Jonathan Williams, Jr., to the American Commissioners
ALS: American Philosophical Society; copy: Yale University Library
Nantes May 31. 1777.
I arrived here late last Evening.6 The Mere Bobie has not taken in the Bales I ordered, on account of a difficulty which the Custom House Officers have made relative to the Duties, but on application to the Directeur des Fermes I have so succeeded, that I am in hopes to have them aboard this evening, and wind permitting, she shall sail on monday morning.7 It is reported here that Hammond is taken, but the news has every appearance of improbability. I am more afraid (if it has any foundation at all) that it is adams. I have the honour to be with the greatest Respect Gentlemen Your most obedient humble Servant
Wickes Nickolson and Johnson all sailed the 29th.

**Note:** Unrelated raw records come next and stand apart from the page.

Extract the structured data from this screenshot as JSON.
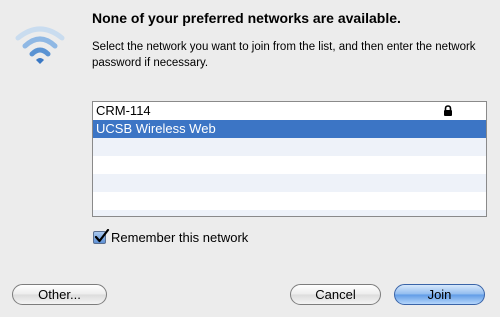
{
  "dialog": {
    "title": "None of your preferred networks are available.",
    "message": "Select the network you want to join from the list, and then enter the network password if necessary."
  },
  "networks": [
    {
      "name": "CRM-114",
      "secured": true,
      "selected": false
    },
    {
      "name": "UCSB Wireless Web",
      "secured": false,
      "selected": true
    }
  ],
  "remember": {
    "label": "Remember this network",
    "checked": true
  },
  "buttons": {
    "other": "Other...",
    "cancel": "Cancel",
    "join": "Join"
  },
  "colors": {
    "selection": "#3c75c5",
    "default_button": "#5f9be6"
  },
  "icons": {
    "app": "wifi-icon",
    "secured": "lock-icon",
    "checkbox": "checkmark-icon"
  }
}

I delivered your Letter to Mr Ross8 the post goes out too soon for him to answer it at present, he therefore desires me to refer you to the next. I hope the same circumstance will be an excuse for the hurry with which this is written.
Addressed: The Honourable / The Commissioners of the / United States. / Passy or / Paris.
Notation: Mr. Williams 31 May 1777
6. He had been in Passy or Paris: BF to Cushing above, May 27. JW’s first letter to BF of May 7, above, said that he could not leave Nantes, but unless he did so almost immediately the gap in his correspondence since the 7th, given his assiduity in letter-writing, is hard to explain.
7. For the Mère Bobie see the headnote on JW’s letter above, May 1. She carried not only dispatches but some cloth for Congress and a cargo belonging to Chaumont consigned to Jonathan Williams, Sr.: JW to his father, June 1, 1777, and of the same date to the secret committee and the committee of secret correspondence, JW letterbook, Yale University Library.
8. John Ross (above, XXII, 633 n) had recently come through Paris on his way to Nantes, where he was charged with supervising Thomas Morris: Clark, Wickes, p. 217.